Page and application data records:
___

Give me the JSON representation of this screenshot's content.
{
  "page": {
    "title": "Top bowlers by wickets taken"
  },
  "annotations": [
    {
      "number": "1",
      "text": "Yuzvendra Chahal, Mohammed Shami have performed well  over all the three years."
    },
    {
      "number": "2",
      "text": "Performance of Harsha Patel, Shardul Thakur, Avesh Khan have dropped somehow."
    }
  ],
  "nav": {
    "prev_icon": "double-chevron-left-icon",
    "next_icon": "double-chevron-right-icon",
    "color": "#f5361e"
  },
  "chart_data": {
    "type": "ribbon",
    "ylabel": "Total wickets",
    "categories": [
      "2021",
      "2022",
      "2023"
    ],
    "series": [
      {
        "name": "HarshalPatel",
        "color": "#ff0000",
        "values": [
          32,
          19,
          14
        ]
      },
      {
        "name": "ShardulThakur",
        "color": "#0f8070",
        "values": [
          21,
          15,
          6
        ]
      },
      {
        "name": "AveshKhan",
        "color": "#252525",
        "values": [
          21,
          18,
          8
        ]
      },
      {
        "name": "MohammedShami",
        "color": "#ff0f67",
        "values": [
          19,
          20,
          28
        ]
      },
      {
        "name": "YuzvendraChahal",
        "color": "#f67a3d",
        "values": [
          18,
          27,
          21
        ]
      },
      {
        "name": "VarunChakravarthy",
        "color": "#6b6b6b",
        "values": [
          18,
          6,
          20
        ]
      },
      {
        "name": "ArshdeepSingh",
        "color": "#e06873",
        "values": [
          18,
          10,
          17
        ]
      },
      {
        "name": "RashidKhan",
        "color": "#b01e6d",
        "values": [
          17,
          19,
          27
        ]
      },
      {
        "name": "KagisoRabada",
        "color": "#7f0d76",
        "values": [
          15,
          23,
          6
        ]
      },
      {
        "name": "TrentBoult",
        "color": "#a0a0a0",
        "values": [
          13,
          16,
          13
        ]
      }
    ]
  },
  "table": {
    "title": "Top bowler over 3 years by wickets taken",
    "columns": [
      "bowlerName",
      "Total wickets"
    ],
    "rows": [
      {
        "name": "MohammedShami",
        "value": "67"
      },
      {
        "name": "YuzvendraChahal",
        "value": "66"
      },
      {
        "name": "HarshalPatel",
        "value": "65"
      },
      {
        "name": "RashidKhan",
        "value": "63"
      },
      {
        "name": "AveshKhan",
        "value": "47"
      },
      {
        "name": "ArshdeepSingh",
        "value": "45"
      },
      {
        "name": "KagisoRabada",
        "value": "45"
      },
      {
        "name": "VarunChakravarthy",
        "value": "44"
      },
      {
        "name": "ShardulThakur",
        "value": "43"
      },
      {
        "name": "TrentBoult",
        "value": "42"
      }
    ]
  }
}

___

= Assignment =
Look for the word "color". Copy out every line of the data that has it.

= Response area =
    "color": "#f5361e"
        "color": "#ff0000",
        "color": "#0f8070",
        "color": "#252525",
        "color": "#ff0f67",
        "color": "#f67a3d",
        "color": "#6b6b6b",
        "color": "#e06873",
        "color": "#b01e6d",
        "color": "#7f0d76",
        "color": "#a0a0a0",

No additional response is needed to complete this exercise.